Aggie was very involved in her church – she’d had to convert to the Episcopal church since she didn’t marry a Catholic.  At Easter, they took oatmeal boxes and made them into intricate Easter baskets that they sold to raise money.  I can’t even begin to describe these baskets with their flowers and petals made of crepe paper.  They are works of art.  I have a couple of them that I keep wrapped up.  You can see them in this Easter picture of my family.

Hamilton Family   Easter 1953

When her friends would call and ask for Agnes, my cousin and I would start giggling and call for “Agnes” to come to the phone.  She just smiled at us.  Grandad wasn’t as involved, although I know he left the church a lot of money.  That pretty little church later became a nightclub.  I wonder what they would have thought of that!

Grandad was a bird hunter and I can picture him suiting up with my father, leaving early in the morning with the dogs and returning with quail for us to eat that evening.  Hunting and building were his hobbies outside of work.  He invested well in the stock market and was one of the wealthiest men in Oklahoma City for money you could put your hand on at one time.  You would never know it.  Nothing much changed around there.

They eventually moved to a newer house, but nothing changed there either.  It was a place of stability.  They had recliners when those were new and would stay up on Saturday night to watch wrestling on TV with Aggie furious with the bad guys.  We never stopped giggling over that.  Aggie fixed us the same breakfast…two pieces of bacon, prunes, probably toast or cereal.  On Sunday nights, they had crackers, cheese and sardines.  I never liked the sardines.  There was always candy corn in a dish on the coffee table in the fall.  Around the holidays there was that sticky ribbon candy.  She had a finger that she couldn’t bend.  She had been cleaning a toilet with the harsh chemicals they used in the old days and some got in a cut in her hand, causing blood poisoning.  I picture that crooked finger, bent with arthritis in later years.  She made wonderful cookies which were always in the jar in the kitchen.  I have that jar in my kitchen window now and it makes me smile.

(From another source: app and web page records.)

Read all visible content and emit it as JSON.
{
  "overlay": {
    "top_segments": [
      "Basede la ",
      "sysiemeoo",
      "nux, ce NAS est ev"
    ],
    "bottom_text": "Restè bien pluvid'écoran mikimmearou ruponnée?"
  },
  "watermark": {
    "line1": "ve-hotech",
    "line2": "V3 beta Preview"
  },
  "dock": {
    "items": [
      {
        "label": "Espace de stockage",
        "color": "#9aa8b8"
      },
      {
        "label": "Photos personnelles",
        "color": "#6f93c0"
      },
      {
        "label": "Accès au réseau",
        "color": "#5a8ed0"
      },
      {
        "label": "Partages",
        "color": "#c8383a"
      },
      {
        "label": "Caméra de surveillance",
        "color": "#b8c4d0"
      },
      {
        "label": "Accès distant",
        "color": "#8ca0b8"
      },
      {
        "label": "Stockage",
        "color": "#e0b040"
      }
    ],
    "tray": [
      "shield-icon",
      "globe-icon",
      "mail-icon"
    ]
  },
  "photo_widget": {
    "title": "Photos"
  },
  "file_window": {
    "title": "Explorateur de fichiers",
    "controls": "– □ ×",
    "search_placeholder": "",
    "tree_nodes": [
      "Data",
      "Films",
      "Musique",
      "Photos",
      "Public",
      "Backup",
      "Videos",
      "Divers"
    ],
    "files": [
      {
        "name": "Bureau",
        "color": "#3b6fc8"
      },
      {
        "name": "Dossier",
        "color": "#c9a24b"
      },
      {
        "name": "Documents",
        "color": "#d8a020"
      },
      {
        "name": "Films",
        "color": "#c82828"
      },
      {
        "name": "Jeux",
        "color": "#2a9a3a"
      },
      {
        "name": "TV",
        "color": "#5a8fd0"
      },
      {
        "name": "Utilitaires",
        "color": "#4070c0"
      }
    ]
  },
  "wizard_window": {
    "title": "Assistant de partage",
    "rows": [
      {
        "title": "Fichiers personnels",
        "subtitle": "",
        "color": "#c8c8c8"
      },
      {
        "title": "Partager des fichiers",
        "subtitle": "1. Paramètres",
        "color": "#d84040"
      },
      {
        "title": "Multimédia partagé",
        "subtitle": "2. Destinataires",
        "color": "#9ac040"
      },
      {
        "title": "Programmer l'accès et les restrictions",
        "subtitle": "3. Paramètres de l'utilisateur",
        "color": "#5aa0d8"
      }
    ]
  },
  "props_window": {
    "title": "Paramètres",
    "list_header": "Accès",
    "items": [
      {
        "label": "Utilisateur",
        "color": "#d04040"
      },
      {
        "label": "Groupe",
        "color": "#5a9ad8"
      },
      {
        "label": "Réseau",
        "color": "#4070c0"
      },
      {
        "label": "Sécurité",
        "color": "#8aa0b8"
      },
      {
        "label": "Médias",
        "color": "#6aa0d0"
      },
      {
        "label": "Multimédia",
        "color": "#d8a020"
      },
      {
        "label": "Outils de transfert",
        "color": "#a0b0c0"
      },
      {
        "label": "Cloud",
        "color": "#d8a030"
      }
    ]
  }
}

As they got older, they discovered the cafeteria.  It was a very nice one near their home and the entire family would drive over there, sitting at a big table.  Aggie never learned to drive, but she could tell Grandad how to.  The grandkids would be giggling in the back seat as she told “Dad,” as she called him, to go faster.  I’m sure he got pulled over for speeding, but most of the police knew him and let him go.  There wasn’t as much traffic then, so I don’t think he was much of a threat.

When we stayed with them, I explored or giggled with my cousins and siblings.  I went through and read their books, opened the drawer of old photos, hung out in the garage watching Grandad make things or sat in the kitchen with Aggie.  It was peaceful and safe.  In later years, I remember being there for a weekend when I was in college.  I was engaged that year and more aware of them as a couple.  Grandad was sitting in his recliner and Aggie stood behind him, combing his hair.  It was the sweetest thing ever.

Grandad helped a lot of his family members who hadn’t done as well as he had.  He opened branches of his company for his sons, sons-in-law, and even grandkids through the years.  The traveling they did was to visit relatives, mostly in Oklahoma and Texas.  My mother, a great housekeeper anyway, said their visits were a terrific incentive to get everything in shape.  One time they went to Hawaii, maybe for their 50th wedding anniversary.  They looked so out of place, Grandad in his suit and Aggie in her sensible shoes.  I loved that they took that adventure at their age.

Agnes & J. C. Hamilton

Mostly, I remember their laughs and how much they loved each other.  I know their life wasn’t always the picture perfect vision we saw as children, but they had the marriage we all wanted.  They loved each other and they loved us.   Perfectly delightful!

Aggie & Dad